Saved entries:
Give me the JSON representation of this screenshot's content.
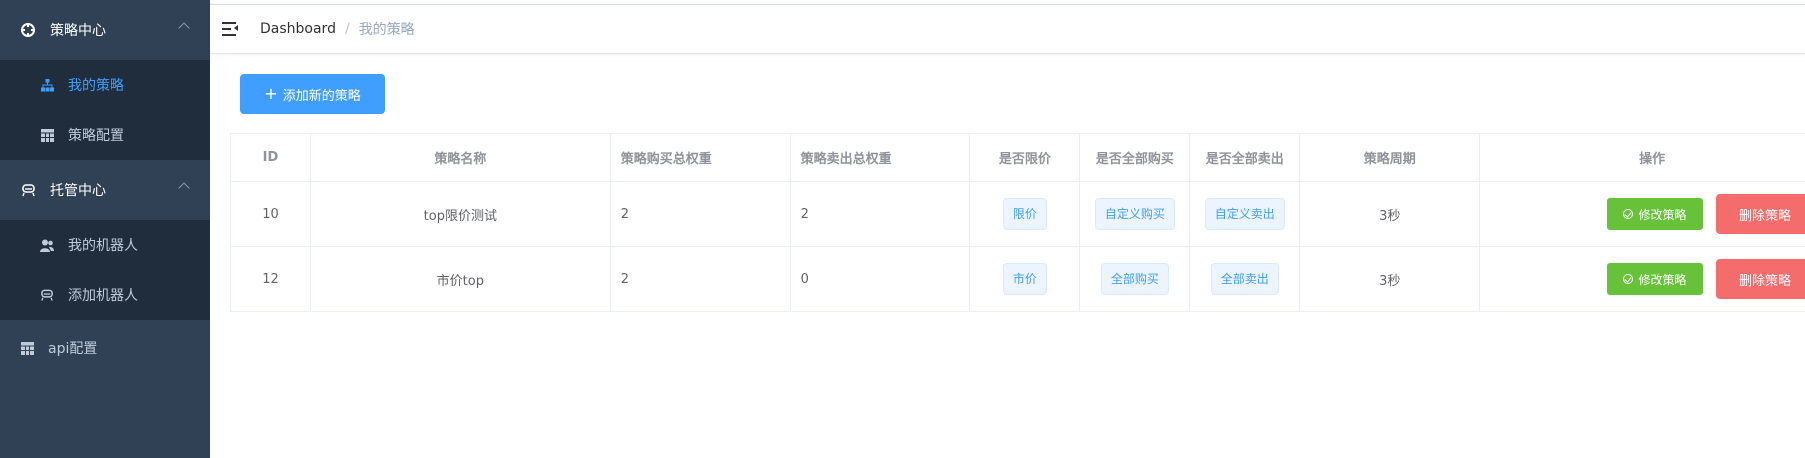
{
  "sidebar": {
    "groups": [
      {
        "label": "策略中心",
        "items": [
          {
            "label": "我的策略"
          },
          {
            "label": "策略配置"
          }
        ]
      },
      {
        "label": "托管中心",
        "items": [
          {
            "label": "我的机器人"
          },
          {
            "label": "添加机器人"
          }
        ]
      }
    ],
    "api_config": "api配置"
  },
  "breadcrumb": {
    "home": "Dashboard",
    "separator": "/",
    "current": "我的策略"
  },
  "actions": {
    "add_strategy": "添加新的策略"
  },
  "table": {
    "headers": [
      "ID",
      "策略名称",
      "策略购买总权重",
      "策略卖出总权重",
      "是否限价",
      "是否全部购买",
      "是否全部卖出",
      "策略周期",
      "操作"
    ],
    "rows": [
      {
        "id": "10",
        "name": "top限价测试",
        "buy_weight": "2",
        "sell_weight": "2",
        "limit": "限价",
        "buy_all": "自定义购买",
        "sell_all": "自定义卖出",
        "period": "3秒",
        "edit": "修改策略",
        "delete": "删除策略"
      },
      {
        "id": "12",
        "name": "市价top",
        "buy_weight": "2",
        "sell_weight": "0",
        "limit": "市价",
        "buy_all": "全部购买",
        "sell_all": "全部卖出",
        "period": "3秒",
        "edit": "修改策略",
        "delete": "删除策略"
      }
    ]
  },
  "colors": {
    "sidebar_bg": "#304156",
    "submenu_bg": "#1f2d3d",
    "primary": "#409eff",
    "success": "#67c23a",
    "danger": "#f56c6c"
  }
}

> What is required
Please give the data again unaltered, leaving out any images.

> Task output
Give me the JSON representation of this screenshot's content.
{
  "sidebar": {
    "groups": [
      {
        "label": "策略中心",
        "items": [
          {
            "label": "我的策略"
          },
          {
            "label": "策略配置"
          }
        ]
      },
      {
        "label": "托管中心",
        "items": [
          {
            "label": "我的机器人"
          },
          {
            "label": "添加机器人"
          }
        ]
      }
    ],
    "api_config": "api配置"
  },
  "breadcrumb": {
    "home": "Dashboard",
    "separator": "/",
    "current": "我的策略"
  },
  "actions": {
    "add_strategy": "添加新的策略"
  },
  "table": {
    "headers": [
      "ID",
      "策略名称",
      "策略购买总权重",
      "策略卖出总权重",
      "是否限价",
      "是否全部购买",
      "是否全部卖出",
      "策略周期",
      "操作"
    ],
    "rows": [
      {
        "id": "10",
        "name": "top限价测试",
        "buy_weight": "2",
        "sell_weight": "2",
        "limit": "限价",
        "buy_all": "自定义购买",
        "sell_all": "自定义卖出",
        "period": "3秒",
        "edit": "修改策略",
        "delete": "删除策略"
      },
      {
        "id": "12",
        "name": "市价top",
        "buy_weight": "2",
        "sell_weight": "0",
        "limit": "市价",
        "buy_all": "全部购买",
        "sell_all": "全部卖出",
        "period": "3秒",
        "edit": "修改策略",
        "delete": "删除策略"
      }
    ]
  },
  "colors": {
    "sidebar_bg": "#304156",
    "submenu_bg": "#1f2d3d",
    "primary": "#409eff",
    "success": "#67c23a",
    "danger": "#f56c6c"
  }
}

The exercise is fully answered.